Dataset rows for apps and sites

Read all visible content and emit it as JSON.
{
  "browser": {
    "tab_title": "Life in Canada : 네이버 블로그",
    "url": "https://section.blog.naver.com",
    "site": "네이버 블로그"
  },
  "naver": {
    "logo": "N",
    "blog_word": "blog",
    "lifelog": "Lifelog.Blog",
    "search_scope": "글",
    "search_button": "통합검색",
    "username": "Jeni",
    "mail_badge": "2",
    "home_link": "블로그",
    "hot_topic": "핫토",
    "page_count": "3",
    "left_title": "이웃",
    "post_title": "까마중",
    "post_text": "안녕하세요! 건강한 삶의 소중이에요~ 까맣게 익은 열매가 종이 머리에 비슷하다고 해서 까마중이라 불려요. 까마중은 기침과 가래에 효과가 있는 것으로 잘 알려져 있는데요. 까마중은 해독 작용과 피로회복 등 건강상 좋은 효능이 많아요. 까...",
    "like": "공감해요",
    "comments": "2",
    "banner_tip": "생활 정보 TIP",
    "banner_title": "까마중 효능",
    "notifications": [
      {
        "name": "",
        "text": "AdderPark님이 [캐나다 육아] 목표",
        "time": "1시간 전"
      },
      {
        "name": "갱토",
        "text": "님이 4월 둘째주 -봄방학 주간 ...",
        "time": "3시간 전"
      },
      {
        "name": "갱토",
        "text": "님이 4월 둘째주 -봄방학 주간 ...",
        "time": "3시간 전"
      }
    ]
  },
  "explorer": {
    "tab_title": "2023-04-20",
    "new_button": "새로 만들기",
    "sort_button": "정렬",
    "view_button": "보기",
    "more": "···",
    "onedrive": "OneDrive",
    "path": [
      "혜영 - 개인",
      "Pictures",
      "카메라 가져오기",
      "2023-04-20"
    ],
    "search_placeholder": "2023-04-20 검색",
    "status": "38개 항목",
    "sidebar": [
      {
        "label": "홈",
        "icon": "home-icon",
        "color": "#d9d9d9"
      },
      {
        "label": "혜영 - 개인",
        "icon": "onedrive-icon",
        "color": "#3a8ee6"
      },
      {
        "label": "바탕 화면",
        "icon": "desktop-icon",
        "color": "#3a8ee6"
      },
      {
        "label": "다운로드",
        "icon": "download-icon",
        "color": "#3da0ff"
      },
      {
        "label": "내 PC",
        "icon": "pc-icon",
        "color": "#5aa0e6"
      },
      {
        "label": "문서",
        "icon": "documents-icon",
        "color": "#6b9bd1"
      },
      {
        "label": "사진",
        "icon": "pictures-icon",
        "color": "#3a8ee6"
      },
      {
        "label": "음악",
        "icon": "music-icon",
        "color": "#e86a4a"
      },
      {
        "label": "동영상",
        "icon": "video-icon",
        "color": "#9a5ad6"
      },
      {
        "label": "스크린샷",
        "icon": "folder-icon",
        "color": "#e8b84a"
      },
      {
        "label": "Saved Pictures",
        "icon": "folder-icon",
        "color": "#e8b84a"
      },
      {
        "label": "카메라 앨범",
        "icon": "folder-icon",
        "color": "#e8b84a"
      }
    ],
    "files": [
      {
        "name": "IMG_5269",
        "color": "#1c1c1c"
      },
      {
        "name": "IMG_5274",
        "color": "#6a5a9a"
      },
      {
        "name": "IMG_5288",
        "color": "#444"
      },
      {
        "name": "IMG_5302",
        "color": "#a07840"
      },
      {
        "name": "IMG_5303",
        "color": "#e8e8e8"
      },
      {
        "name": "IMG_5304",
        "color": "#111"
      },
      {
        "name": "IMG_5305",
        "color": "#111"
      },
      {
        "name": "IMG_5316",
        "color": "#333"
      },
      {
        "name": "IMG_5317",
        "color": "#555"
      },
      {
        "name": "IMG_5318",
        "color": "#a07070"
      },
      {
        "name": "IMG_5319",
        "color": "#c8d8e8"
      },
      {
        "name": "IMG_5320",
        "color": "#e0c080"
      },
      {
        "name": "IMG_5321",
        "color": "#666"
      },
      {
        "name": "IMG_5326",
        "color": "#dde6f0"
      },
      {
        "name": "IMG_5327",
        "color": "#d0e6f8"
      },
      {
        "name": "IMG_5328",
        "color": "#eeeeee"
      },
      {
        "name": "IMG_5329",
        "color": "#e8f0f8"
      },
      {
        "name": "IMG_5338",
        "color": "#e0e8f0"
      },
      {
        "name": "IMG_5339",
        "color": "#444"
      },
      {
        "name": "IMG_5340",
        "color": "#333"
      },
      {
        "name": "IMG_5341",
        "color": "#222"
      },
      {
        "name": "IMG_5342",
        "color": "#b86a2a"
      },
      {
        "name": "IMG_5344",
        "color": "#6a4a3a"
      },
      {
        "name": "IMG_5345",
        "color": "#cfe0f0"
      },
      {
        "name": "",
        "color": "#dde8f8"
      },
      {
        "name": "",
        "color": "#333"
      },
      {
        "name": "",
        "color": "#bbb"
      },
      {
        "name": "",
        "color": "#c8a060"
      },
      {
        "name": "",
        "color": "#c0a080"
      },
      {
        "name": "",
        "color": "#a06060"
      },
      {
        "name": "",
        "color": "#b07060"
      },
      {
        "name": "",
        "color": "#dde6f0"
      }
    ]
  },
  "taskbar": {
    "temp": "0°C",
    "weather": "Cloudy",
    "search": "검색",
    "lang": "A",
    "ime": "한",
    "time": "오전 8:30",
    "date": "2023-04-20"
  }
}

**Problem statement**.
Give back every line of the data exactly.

**Answer box**.
Read all visible content and emit it as JSON.
{
  "browser": {
    "tab_title": "Life in Canada : 네이버 블로그",
    "url": "https://section.blog.naver.com",
    "site": "네이버 블로그"
  },
  "naver": {
    "logo": "N",
    "blog_word": "blog",
    "lifelog": "Lifelog.Blog",
    "search_scope": "글",
    "search_button": "통합검색",
    "username": "Jeni",
    "mail_badge": "2",
    "home_link": "블로그",
    "hot_topic": "핫토",
    "page_count": "3",
    "left_title": "이웃",
    "post_title": "까마중",
    "post_text": "안녕하세요! 건강한 삶의 소중이에요~ 까맣게 익은 열매가 종이 머리에 비슷하다고 해서 까마중이라 불려요. 까마중은 기침과 가래에 효과가 있는 것으로 잘 알려져 있는데요. 까마중은 해독 작용과 피로회복 등 건강상 좋은 효능이 많아요. 까...",
    "like": "공감해요",
    "comments": "2",
    "banner_tip": "생활 정보 TIP",
    "banner_title": "까마중 효능",
    "notifications": [
      {
        "name": "",
        "text": "AdderPark님이 [캐나다 육아] 목표",
        "time": "1시간 전"
      },
      {
        "name": "갱토",
        "text": "님이 4월 둘째주 -봄방학 주간 ...",
        "time": "3시간 전"
      },
      {
        "name": "갱토",
        "text": "님이 4월 둘째주 -봄방학 주간 ...",
        "time": "3시간 전"
      }
    ]
  },
  "explorer": {
    "tab_title": "2023-04-20",
    "new_button": "새로 만들기",
    "sort_button": "정렬",
    "view_button": "보기",
    "more": "···",
    "onedrive": "OneDrive",
    "path": [
      "혜영 - 개인",
      "Pictures",
      "카메라 가져오기",
      "2023-04-20"
    ],
    "search_placeholder": "2023-04-20 검색",
    "status": "38개 항목",
    "sidebar": [
      {
        "label": "홈",
        "icon": "home-icon",
        "color": "#d9d9d9"
      },
      {
        "label": "혜영 - 개인",
        "icon": "onedrive-icon",
        "color": "#3a8ee6"
      },
      {
        "label": "바탕 화면",
        "icon": "desktop-icon",
        "color": "#3a8ee6"
      },
      {
        "label": "다운로드",
        "icon": "download-icon",
        "color": "#3da0ff"
      },
      {
        "label": "내 PC",
        "icon": "pc-icon",
        "color": "#5aa0e6"
      },
      {
        "label": "문서",
        "icon": "documents-icon",
        "color": "#6b9bd1"
      },
      {
        "label": "사진",
        "icon": "pictures-icon",
        "color": "#3a8ee6"
      },
      {
        "label": "음악",
        "icon": "music-icon",
        "color": "#e86a4a"
      },
      {
        "label": "동영상",
        "icon": "video-icon",
        "color": "#9a5ad6"
      },
      {
        "label": "스크린샷",
        "icon": "folder-icon",
        "color": "#e8b84a"
      },
      {
        "label": "Saved Pictures",
        "icon": "folder-icon",
        "color": "#e8b84a"
      },
      {
        "label": "카메라 앨범",
        "icon": "folder-icon",
        "color": "#e8b84a"
      }
    ],
    "files": [
      {
        "name": "IMG_5269",
        "color": "#1c1c1c"
      },
      {
        "name": "IMG_5274",
        "color": "#6a5a9a"
      },
      {
        "name": "IMG_5288",
        "color": "#444"
      },
      {
        "name": "IMG_5302",
        "color": "#a07840"
      },
      {
        "name": "IMG_5303",
        "color": "#e8e8e8"
      },
      {
        "name": "IMG_5304",
        "color": "#111"
      },
      {
        "name": "IMG_5305",
        "color": "#111"
      },
      {
        "name": "IMG_5316",
        "color": "#333"
      },
      {
        "name": "IMG_5317",
        "color": "#555"
      },
      {
        "name": "IMG_5318",
        "color": "#a07070"
      },
      {
        "name": "IMG_5319",
        "color": "#c8d8e8"
      },
      {
        "name": "IMG_5320",
        "color": "#e0c080"
      },
      {
        "name": "IMG_5321",
        "color": "#666"
      },
      {
        "name": "IMG_5326",
        "color": "#dde6f0"
      },
      {
        "name": "IMG_5327",
        "color": "#d0e6f8"
      },
      {
        "name": "IMG_5328",
        "color": "#eeeeee"
      },
      {
        "name": "IMG_5329",
        "color": "#e8f0f8"
      },
      {
        "name": "IMG_5338",
        "color": "#e0e8f0"
      },
      {
        "name": "IMG_5339",
        "color": "#444"
      },
      {
        "name": "IMG_5340",
        "color": "#333"
      },
      {
        "name": "IMG_5341",
        "color": "#222"
      },
      {
        "name": "IMG_5342",
        "color": "#b86a2a"
      },
      {
        "name": "IMG_5344",
        "color": "#6a4a3a"
      },
      {
        "name": "IMG_5345",
        "color": "#cfe0f0"
      },
      {
        "name": "",
        "color": "#dde8f8"
      },
      {
        "name": "",
        "color": "#333"
      },
      {
        "name": "",
        "color": "#bbb"
      },
      {
        "name": "",
        "color": "#c8a060"
      },
      {
        "name": "",
        "color": "#c0a080"
      },
      {
        "name": "",
        "color": "#a06060"
      },
      {
        "name": "",
        "color": "#b07060"
      },
      {
        "name": "",
        "color": "#dde6f0"
      }
    ]
  },
  "taskbar": {
    "temp": "0°C",
    "weather": "Cloudy",
    "search": "검색",
    "lang": "A",
    "ime": "한",
    "time": "오전 8:30",
    "date": "2023-04-20"
  }
}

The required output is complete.